EXERCISE AIM => If a line includes the word "void", it belongs in the count; state the total for the data below and add nothing.
(STORED DATA)
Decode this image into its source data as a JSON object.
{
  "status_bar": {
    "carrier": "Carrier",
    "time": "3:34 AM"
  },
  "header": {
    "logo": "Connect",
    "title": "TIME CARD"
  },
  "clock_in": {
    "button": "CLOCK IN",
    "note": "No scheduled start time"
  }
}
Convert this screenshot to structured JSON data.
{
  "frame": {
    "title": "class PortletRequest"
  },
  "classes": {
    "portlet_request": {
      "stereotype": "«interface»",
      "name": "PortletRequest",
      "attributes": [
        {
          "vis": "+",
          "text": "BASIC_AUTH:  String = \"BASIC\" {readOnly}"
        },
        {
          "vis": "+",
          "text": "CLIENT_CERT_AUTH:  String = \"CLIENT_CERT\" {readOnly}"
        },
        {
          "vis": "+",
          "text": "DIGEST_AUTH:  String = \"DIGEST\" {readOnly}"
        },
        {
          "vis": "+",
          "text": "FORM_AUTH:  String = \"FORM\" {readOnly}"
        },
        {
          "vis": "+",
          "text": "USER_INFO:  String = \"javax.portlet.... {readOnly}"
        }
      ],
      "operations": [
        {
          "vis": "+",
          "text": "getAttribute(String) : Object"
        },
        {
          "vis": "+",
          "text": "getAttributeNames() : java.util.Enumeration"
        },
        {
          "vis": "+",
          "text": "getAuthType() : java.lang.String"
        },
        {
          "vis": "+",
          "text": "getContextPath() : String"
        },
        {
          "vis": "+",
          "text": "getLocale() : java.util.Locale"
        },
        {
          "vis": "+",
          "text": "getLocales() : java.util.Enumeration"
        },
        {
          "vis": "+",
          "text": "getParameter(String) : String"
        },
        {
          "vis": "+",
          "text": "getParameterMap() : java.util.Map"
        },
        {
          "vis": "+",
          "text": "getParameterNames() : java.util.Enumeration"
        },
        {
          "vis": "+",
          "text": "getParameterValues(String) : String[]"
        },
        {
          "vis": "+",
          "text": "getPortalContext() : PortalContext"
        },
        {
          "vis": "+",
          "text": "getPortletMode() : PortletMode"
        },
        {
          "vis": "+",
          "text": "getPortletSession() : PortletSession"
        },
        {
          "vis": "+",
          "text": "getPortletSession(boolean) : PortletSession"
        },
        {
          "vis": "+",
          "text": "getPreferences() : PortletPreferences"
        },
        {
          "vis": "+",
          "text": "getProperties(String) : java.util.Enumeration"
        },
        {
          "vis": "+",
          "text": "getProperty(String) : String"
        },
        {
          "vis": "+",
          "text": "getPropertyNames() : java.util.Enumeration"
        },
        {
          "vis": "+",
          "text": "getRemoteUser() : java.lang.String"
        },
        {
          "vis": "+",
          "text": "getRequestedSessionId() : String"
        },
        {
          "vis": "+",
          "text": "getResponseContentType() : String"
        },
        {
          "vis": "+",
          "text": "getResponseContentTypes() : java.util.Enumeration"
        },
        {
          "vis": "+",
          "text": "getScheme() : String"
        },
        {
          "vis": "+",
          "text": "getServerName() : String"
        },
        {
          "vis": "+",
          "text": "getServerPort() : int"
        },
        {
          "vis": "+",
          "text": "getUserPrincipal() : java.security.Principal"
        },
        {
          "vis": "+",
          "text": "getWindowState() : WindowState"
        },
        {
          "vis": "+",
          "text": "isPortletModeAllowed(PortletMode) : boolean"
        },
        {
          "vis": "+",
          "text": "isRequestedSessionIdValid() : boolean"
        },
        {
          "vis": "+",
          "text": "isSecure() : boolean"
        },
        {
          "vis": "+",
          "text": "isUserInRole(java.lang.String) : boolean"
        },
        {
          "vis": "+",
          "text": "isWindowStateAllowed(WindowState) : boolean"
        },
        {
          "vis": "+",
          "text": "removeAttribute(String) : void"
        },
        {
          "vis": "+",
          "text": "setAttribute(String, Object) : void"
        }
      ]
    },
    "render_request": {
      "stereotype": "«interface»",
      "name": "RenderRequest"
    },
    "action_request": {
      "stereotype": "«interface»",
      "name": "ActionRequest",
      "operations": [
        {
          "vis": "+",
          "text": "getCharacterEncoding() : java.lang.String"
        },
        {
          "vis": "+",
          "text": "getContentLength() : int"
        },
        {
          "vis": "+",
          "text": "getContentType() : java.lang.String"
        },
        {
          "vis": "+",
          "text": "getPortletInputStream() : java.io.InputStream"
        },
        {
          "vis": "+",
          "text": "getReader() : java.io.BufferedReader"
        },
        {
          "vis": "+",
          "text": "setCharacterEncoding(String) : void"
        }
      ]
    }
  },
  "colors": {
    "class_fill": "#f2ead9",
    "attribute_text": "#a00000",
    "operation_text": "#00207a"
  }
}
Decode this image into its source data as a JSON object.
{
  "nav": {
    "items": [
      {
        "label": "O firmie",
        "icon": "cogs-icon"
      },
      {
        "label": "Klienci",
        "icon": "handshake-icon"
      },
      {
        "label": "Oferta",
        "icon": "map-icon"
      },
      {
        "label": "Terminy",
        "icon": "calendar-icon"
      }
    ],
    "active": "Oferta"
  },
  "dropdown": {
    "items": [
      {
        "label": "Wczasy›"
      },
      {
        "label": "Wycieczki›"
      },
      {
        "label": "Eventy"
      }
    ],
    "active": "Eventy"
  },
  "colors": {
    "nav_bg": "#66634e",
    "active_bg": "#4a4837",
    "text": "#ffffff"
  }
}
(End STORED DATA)
WORKED SOLUTION => 3